* **Instructions for the task**:
The data must be returned exactly. No line may be left out.

+++ Available data

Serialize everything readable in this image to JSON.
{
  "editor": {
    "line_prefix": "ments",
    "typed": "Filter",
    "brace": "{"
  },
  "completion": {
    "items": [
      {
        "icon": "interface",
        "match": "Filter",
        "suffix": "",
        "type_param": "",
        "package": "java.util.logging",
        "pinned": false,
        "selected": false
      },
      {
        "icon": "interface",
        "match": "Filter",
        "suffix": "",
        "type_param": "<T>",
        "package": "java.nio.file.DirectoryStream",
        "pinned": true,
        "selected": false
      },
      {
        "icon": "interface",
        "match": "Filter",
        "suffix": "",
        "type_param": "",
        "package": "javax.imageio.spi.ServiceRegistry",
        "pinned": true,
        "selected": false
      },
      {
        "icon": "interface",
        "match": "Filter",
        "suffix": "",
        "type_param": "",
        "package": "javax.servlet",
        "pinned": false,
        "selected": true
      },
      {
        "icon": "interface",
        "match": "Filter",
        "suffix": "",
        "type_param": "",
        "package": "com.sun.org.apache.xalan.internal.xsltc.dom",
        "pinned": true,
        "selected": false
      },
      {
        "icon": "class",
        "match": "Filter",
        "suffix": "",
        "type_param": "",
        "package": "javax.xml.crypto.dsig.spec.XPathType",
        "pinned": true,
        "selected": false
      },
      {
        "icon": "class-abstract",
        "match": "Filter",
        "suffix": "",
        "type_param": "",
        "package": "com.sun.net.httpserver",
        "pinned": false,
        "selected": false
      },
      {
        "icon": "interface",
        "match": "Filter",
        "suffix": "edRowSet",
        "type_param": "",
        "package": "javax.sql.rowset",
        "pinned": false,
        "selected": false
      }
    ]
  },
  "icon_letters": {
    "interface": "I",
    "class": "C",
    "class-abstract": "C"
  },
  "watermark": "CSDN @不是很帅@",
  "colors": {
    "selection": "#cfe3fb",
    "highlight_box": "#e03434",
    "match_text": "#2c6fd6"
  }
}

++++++

* **Exercise response**:
Serialize everything readable in this image to JSON.
{
  "editor": {
    "line_prefix": "ments",
    "typed": "Filter",
    "brace": "{"
  },
  "completion": {
    "items": [
      {
        "icon": "interface",
        "match": "Filter",
        "suffix": "",
        "type_param": "",
        "package": "java.util.logging",
        "pinned": false,
        "selected": false
      },
      {
        "icon": "interface",
        "match": "Filter",
        "suffix": "",
        "type_param": "<T>",
        "package": "java.nio.file.DirectoryStream",
        "pinned": true,
        "selected": false
      },
      {
        "icon": "interface",
        "match": "Filter",
        "suffix": "",
        "type_param": "",
        "package": "javax.imageio.spi.ServiceRegistry",
        "pinned": true,
        "selected": false
      },
      {
        "icon": "interface",
        "match": "Filter",
        "suffix": "",
        "type_param": "",
        "package": "javax.servlet",
        "pinned": false,
        "selected": true
      },
      {
        "icon": "interface",
        "match": "Filter",
        "suffix": "",
        "type_param": "",
        "package": "com.sun.org.apache.xalan.internal.xsltc.dom",
        "pinned": true,
        "selected": false
      },
      {
        "icon": "class",
        "match": "Filter",
        "suffix": "",
        "type_param": "",
        "package": "javax.xml.crypto.dsig.spec.XPathType",
        "pinned": true,
        "selected": false
      },
      {
        "icon": "class-abstract",
        "match": "Filter",
        "suffix": "",
        "type_param": "",
        "package": "com.sun.net.httpserver",
        "pinned": false,
        "selected": false
      },
      {
        "icon": "interface",
        "match": "Filter",
        "suffix": "edRowSet",
        "type_param": "",
        "package": "javax.sql.rowset",
        "pinned": false,
        "selected": false
      }
    ]
  },
  "icon_letters": {
    "interface": "I",
    "class": "C",
    "class-abstract": "C"
  },
  "watermark": "CSDN @不是很帅@",
  "colors": {
    "selection": "#cfe3fb",
    "highlight_box": "#e03434",
    "match_text": "#2c6fd6"
  }
}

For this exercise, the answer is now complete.